Stablecoins are an integral part of the overall crypto market. The aggregate value of stablecoins grew to more than $180 billion in March 2022, according to a report published by the Fed on Monday. That same report warned investors that stablecoins could become "illiquid during stress," making them prone to runs -- when depositors attempt to withdraw an asset en masse, which has a negative impact on the price. 

On Tuesday, Binance, the world's largest cryptocurrency exchange, halted withdrawals for terraUSD and the related Luna cryptocurrency, which also runs on the terra network. Binance said it did so "due to a high volume of pending withdrawal transactions," and it resumed terra withdrawals early Tuesday morning. 

That a popular stablecoin like terra has now lost its "peg" to the dollar could portend broader challenges in the crypto markets. But headwinds are being seen throughout the financial system. The Dow Jones Industrial Average has repeatedly closed lower in recent days and the S&P 500, a large fund that people commonly use to gauge the health of the stock market, is also down considerably from last week.

"The Ukraine war, a global energy shock and the risk the Fed tries to fight the supply-driven inflation have sparked a reassessment of macro scenarios among market participants," Blackrock analysts wrote on Monday

In March, the inflation rate hit 8.5%, the highest it's been in 40 years. In response, the Fed raised interest rates by 0.5% with the hope of stabilizing the economy.

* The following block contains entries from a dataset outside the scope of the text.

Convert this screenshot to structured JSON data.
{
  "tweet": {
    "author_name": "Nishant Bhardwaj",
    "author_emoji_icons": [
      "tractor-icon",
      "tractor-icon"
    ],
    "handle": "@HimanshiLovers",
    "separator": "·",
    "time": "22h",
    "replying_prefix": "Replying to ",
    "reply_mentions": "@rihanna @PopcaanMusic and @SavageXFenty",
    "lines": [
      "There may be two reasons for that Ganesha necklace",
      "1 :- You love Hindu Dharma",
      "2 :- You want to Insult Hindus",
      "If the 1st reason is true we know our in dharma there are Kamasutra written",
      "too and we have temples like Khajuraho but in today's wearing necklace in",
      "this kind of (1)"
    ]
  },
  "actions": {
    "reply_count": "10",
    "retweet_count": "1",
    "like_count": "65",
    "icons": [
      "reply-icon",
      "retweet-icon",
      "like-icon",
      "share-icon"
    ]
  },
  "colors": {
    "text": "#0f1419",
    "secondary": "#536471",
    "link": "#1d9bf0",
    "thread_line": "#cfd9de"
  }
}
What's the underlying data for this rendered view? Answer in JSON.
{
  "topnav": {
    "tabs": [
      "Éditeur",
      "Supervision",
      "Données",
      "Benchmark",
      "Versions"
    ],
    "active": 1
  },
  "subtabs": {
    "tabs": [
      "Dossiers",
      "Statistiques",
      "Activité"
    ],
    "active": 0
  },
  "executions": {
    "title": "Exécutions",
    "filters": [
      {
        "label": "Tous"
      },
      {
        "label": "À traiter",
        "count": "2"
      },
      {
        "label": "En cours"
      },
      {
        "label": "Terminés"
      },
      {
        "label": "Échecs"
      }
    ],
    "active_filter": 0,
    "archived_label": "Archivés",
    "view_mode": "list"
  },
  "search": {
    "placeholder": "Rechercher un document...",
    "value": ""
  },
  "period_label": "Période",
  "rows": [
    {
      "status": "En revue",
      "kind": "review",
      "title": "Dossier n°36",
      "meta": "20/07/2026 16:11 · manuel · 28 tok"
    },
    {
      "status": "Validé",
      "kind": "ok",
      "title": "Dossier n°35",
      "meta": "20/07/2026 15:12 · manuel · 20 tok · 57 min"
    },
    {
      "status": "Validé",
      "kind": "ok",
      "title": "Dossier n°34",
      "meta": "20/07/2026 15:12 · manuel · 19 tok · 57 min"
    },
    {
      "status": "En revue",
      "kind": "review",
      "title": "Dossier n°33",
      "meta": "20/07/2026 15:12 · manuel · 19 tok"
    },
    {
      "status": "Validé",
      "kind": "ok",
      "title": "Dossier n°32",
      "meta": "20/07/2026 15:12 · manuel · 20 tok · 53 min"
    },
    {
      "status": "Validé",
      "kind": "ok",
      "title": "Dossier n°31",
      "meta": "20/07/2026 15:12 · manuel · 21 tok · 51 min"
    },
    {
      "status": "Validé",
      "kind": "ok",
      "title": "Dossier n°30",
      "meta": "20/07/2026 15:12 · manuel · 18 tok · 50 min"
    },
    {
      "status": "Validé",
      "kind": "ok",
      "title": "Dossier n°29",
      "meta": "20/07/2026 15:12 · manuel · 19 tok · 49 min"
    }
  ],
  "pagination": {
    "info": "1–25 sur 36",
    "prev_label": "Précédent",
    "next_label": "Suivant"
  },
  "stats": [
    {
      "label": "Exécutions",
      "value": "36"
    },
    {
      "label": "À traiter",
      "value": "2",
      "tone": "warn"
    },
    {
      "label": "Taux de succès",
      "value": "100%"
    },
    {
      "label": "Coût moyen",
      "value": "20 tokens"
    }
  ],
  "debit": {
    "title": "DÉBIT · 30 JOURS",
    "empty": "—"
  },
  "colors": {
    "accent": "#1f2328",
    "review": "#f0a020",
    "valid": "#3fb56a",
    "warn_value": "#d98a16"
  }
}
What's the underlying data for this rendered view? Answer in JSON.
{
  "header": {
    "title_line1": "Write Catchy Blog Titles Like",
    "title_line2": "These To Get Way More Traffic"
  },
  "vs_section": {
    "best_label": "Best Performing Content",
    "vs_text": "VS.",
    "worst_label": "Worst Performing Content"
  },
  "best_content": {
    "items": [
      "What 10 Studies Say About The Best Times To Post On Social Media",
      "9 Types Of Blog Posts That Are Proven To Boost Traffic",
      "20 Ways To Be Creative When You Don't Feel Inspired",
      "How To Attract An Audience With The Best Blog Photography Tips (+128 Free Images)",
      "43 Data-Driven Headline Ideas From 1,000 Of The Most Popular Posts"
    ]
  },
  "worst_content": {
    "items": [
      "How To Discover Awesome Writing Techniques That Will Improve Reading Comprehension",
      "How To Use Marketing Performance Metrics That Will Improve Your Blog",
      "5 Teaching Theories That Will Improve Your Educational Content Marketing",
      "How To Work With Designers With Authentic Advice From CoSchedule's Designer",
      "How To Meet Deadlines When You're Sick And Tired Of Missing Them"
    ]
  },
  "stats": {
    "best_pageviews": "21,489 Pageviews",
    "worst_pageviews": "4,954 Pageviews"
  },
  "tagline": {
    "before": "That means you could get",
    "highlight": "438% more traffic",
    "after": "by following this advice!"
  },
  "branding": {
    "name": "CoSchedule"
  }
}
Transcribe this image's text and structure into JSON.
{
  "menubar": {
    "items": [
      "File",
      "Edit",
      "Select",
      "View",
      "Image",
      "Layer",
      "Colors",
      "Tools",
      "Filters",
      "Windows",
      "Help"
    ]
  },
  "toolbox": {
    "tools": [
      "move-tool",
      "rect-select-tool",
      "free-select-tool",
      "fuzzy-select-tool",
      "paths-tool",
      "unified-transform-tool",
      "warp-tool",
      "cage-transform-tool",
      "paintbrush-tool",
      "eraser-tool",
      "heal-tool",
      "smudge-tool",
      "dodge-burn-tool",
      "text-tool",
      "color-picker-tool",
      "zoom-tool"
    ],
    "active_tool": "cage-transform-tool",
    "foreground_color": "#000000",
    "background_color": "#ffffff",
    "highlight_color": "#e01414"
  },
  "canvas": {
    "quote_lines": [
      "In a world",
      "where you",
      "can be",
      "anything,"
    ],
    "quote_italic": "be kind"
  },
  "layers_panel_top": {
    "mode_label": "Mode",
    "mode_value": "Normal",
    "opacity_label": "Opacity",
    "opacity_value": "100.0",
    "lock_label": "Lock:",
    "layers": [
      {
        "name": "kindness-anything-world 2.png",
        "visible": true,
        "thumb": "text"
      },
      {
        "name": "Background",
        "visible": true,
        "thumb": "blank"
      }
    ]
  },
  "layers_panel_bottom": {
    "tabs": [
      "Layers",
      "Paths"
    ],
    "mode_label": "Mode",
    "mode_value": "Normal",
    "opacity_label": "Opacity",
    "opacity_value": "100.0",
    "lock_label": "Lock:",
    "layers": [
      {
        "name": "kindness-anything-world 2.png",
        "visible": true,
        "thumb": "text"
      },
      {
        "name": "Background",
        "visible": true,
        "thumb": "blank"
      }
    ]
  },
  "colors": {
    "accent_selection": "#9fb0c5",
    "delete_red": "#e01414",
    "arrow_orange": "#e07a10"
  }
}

Recent data from the Bureau of Labor Statistics shows that inflation has receded slightly year over year, up 8.3% in April, but it's still at a record high.